Emotional Reasoning is what you do when you use the way that you feel to determine what is happening around you.
It is one of the thinking traps that can get in the way of happiness and success.
One of the key concepts within Cognitive Behavioural Therapy is the idea that thoughts lead to emotions and many years of research have shown beyond any doubt that this is a valid concept.
What is less well known is that the inverse of this situation is also true, that our feelings can also lead to certain ways of thinking or certain thoughts.
Sometimes, when we have strong feelings, we can take these as being ‘evidence’ of the truth of our negative thoughts, but this emotional reasoning can cause us all sorts of problems.
For these reasons we argue that emotions are very poor indicators of reality.
Emotional Reasoning in Action
Examples of emotional reasoning include scenarios such as:
- Hayley’s partner has been spending the last month working over at the office due to some IT problems that need to be solved. Hayley is starting to feel jealous and suspicious of her partner and, on the basis of these feelings, concludes that her partner is having an affair with a co-worker.
- Indi has had a feeling of guilt come over him out of the blue. He concludes that he must have done something to feel guilty about otherwise he wouldn’t be having guilty feelings.
- Sophie is experiencing strong feelings of fear despite there being nothing going on around her. She decides that something must be about to happen that is going to be bad.
Many times, your feelings are the product of a thought or idea that you are having at a sub-conscious level, that is below your awareness.
Human beings have a very sophisticated mind and many of our day-to-day activities and functions are managed by the unconscious part of our brains.
Experts estimate that we have between 6,000 and 80,000 thoughts everyday which is an enormous amount of thinking.
If we had to have all of those thought consciously (with full awareness) then it is doubtful that we would ever have much time for anything else.

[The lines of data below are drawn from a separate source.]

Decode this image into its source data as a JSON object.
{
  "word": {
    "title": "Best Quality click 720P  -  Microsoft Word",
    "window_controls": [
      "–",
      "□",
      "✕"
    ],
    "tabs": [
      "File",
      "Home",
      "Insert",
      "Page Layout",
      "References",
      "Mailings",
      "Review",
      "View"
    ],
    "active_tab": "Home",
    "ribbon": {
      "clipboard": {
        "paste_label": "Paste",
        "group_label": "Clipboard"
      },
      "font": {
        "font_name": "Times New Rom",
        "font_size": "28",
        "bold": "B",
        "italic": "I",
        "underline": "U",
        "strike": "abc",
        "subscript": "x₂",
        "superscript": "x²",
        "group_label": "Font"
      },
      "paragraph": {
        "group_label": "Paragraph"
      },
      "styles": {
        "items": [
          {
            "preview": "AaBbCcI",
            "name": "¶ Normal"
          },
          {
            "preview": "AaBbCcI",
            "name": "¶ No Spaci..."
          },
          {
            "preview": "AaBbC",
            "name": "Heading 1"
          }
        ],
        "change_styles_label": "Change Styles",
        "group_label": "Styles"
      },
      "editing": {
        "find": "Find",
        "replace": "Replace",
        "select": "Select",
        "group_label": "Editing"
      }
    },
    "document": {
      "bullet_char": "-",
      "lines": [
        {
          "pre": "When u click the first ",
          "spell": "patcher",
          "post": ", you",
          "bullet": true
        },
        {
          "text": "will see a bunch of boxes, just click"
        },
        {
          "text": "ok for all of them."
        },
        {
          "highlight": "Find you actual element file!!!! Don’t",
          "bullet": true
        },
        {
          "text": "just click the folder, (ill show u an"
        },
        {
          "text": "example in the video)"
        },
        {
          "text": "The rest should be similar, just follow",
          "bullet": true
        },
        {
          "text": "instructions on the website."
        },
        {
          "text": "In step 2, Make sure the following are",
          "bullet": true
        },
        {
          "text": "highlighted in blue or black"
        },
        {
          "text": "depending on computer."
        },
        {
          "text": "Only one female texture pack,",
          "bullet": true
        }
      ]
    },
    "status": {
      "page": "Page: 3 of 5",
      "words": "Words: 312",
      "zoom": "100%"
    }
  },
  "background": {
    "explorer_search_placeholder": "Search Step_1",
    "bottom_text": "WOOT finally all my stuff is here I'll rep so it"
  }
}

So, bear in mind that a large part of our cognitive activity is going on below the level of our awareness and may give rise to emotional experiences or feelings without them necessarily meaning anything significant about the environment that we are in when we experience them.